After testing individual games last season, Premier League officials will check the reliability of VAR in five simultaneous games this weekend.
There will be no communication between the VAR Hub and the stadiums where the games are taking place in Saturday’s five 3 pm kick-offs, as the system is only being trialled.
VAR helps referees in situations where they are unsure about decisions related to goals, direct red cards, penalties and cases of mistaken identity.
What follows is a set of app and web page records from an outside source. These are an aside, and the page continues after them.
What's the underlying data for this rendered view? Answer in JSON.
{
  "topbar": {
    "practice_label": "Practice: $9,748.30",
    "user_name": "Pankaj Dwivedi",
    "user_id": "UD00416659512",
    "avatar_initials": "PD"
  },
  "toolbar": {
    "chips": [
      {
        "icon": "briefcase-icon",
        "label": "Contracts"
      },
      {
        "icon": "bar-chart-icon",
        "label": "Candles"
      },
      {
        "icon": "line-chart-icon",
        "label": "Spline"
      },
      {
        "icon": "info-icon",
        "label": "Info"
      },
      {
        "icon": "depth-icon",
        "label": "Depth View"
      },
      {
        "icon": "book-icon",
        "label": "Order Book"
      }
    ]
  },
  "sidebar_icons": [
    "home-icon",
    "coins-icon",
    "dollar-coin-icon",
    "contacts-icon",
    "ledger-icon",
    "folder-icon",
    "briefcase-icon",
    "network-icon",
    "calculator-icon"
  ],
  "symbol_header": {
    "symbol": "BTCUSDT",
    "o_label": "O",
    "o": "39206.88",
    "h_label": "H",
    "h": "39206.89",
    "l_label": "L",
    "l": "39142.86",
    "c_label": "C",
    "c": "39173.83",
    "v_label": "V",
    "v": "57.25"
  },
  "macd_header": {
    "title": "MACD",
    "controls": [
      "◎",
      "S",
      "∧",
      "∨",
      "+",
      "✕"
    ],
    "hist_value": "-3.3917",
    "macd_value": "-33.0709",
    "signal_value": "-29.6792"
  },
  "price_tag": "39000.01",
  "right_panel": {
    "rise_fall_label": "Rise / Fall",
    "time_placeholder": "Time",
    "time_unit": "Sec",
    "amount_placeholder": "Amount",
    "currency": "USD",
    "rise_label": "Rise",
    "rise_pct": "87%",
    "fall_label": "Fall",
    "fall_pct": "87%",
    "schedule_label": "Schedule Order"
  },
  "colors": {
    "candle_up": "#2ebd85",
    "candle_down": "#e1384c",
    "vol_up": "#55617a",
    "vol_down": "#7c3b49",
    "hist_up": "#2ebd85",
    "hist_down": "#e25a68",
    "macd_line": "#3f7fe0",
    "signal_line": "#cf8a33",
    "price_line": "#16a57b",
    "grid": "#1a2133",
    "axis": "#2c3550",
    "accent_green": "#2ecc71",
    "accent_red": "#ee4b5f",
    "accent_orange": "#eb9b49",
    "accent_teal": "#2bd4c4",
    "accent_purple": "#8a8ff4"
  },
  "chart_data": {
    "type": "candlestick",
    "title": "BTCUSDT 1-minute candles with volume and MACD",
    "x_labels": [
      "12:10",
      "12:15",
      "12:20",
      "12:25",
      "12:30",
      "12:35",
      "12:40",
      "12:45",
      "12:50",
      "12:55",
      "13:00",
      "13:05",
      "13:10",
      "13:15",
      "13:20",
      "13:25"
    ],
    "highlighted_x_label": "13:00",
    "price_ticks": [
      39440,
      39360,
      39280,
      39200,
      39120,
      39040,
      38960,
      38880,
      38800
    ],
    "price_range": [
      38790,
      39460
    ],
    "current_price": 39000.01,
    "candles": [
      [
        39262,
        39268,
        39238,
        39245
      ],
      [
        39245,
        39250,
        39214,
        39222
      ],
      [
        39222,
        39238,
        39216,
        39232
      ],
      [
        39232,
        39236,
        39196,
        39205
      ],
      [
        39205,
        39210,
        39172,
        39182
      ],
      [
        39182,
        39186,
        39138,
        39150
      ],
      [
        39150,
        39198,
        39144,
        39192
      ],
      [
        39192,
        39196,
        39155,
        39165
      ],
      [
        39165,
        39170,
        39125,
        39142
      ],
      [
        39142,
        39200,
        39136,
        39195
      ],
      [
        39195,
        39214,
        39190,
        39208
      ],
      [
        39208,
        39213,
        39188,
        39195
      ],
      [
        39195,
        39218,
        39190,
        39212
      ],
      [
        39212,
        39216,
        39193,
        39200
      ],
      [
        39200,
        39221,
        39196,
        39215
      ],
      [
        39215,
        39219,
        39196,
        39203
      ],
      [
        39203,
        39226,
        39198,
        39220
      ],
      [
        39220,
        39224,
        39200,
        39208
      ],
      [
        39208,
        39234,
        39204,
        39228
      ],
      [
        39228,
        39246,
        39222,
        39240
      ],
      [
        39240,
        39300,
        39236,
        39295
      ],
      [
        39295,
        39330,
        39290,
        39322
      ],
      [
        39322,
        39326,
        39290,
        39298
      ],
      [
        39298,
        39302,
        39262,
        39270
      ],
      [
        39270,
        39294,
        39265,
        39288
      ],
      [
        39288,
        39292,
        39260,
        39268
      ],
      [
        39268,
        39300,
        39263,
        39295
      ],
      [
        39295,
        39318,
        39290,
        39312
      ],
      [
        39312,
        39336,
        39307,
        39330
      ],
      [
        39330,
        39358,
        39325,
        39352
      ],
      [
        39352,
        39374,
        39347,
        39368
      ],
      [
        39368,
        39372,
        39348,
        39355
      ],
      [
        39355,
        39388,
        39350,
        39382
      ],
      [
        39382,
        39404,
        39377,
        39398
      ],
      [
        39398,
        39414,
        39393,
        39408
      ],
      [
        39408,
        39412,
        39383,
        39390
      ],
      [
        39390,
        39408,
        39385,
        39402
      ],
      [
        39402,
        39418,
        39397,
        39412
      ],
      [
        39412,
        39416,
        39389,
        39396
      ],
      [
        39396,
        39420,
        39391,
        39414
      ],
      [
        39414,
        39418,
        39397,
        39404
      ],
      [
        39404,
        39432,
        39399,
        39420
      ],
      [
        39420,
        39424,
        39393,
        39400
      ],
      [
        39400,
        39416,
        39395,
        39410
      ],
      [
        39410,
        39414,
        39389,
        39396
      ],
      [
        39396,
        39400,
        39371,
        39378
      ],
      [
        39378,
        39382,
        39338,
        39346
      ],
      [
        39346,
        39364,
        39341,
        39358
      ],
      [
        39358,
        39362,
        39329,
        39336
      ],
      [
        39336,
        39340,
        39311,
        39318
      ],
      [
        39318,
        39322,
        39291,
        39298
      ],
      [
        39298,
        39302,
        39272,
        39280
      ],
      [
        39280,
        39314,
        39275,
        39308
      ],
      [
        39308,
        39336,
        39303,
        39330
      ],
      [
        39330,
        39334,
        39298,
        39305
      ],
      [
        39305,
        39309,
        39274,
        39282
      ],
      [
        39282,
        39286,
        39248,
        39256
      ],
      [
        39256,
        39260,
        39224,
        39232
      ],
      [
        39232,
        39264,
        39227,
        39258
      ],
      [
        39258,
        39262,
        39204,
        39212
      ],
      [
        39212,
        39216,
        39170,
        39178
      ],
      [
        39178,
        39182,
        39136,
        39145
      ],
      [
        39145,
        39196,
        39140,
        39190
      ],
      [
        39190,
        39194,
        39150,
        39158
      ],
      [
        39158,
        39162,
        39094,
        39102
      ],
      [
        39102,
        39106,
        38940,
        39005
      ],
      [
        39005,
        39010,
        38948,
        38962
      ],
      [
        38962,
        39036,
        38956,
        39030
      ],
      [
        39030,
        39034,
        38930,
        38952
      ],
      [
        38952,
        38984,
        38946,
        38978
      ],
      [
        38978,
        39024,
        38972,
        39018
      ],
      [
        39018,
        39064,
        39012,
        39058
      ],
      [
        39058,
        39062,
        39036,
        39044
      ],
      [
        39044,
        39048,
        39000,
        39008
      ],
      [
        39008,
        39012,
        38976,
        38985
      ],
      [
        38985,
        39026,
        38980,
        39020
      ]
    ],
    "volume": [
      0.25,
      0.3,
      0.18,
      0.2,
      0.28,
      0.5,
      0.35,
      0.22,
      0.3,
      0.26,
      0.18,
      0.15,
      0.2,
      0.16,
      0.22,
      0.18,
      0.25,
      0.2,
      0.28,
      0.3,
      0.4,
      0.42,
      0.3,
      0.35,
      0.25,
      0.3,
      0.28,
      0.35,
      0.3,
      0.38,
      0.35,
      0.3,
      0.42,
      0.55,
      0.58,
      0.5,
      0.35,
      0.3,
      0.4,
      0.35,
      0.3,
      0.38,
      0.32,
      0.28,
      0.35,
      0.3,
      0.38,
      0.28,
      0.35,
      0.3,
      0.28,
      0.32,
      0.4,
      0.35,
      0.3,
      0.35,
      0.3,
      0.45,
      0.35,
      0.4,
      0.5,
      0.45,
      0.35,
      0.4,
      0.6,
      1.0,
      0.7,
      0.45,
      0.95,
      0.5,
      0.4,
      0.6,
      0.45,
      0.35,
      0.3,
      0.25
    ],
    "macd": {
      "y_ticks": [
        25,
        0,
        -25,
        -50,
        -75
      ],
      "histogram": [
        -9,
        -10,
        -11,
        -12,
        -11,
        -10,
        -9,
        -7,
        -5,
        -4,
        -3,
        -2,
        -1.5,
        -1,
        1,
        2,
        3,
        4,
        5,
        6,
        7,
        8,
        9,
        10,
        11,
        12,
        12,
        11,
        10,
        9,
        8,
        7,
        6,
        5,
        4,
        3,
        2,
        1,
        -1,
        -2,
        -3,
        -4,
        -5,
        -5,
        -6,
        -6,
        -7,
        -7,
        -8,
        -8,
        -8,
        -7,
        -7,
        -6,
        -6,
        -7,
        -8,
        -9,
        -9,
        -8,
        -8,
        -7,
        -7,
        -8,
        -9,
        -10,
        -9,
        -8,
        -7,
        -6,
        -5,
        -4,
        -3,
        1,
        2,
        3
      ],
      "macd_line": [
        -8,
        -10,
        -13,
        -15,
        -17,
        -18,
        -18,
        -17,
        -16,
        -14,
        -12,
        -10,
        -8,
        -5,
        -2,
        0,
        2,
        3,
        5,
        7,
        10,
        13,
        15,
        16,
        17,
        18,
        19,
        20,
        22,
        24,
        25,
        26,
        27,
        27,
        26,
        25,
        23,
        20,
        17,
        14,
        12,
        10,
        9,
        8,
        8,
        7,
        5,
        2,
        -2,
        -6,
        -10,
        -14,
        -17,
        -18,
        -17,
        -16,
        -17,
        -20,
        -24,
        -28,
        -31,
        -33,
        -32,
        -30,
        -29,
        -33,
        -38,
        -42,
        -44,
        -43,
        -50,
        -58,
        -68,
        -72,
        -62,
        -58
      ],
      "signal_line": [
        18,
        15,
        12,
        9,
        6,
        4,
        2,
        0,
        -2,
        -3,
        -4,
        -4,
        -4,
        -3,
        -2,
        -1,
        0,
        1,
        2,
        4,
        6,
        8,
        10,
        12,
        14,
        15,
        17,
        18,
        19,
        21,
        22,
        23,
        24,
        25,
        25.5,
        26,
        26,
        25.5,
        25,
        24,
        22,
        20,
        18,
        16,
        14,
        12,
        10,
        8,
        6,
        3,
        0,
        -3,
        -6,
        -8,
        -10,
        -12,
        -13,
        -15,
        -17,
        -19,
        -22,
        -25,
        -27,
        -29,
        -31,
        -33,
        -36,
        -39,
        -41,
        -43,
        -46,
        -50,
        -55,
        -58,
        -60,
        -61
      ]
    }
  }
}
Referees’ Chief Mike Riley has compared VAR to having a ‘fifth official’.
However, some fans and pundits alike remain unsure, after an incorrect decision wrongly ruled out Juan Mata’s goal for offside against Brighton in an FA Cup tie last year.
BREAKING: How VAR made it's offside decision for Juan Mata's Manchester United goal! ? pic.twitter.com/i9VYpM3KAM
— That's Football! (@ThatsFootballTV) February 17, 2018
The disadvantages of VAR are that it slows down the game, eliminates some aspects of controversy and excitement and if the decision for Mata’s goal is anything to go by, the system still needs a lot of work.
However, game-changing decisions such as this are too important to get wrong and almost impossible to call in the speed that the game is played in. Referees do not have the slow-motion replays that viewers have at home, and maybe that’s just what they need to help improve the accuracy, quality, and consistency of refereeing in the Premier League.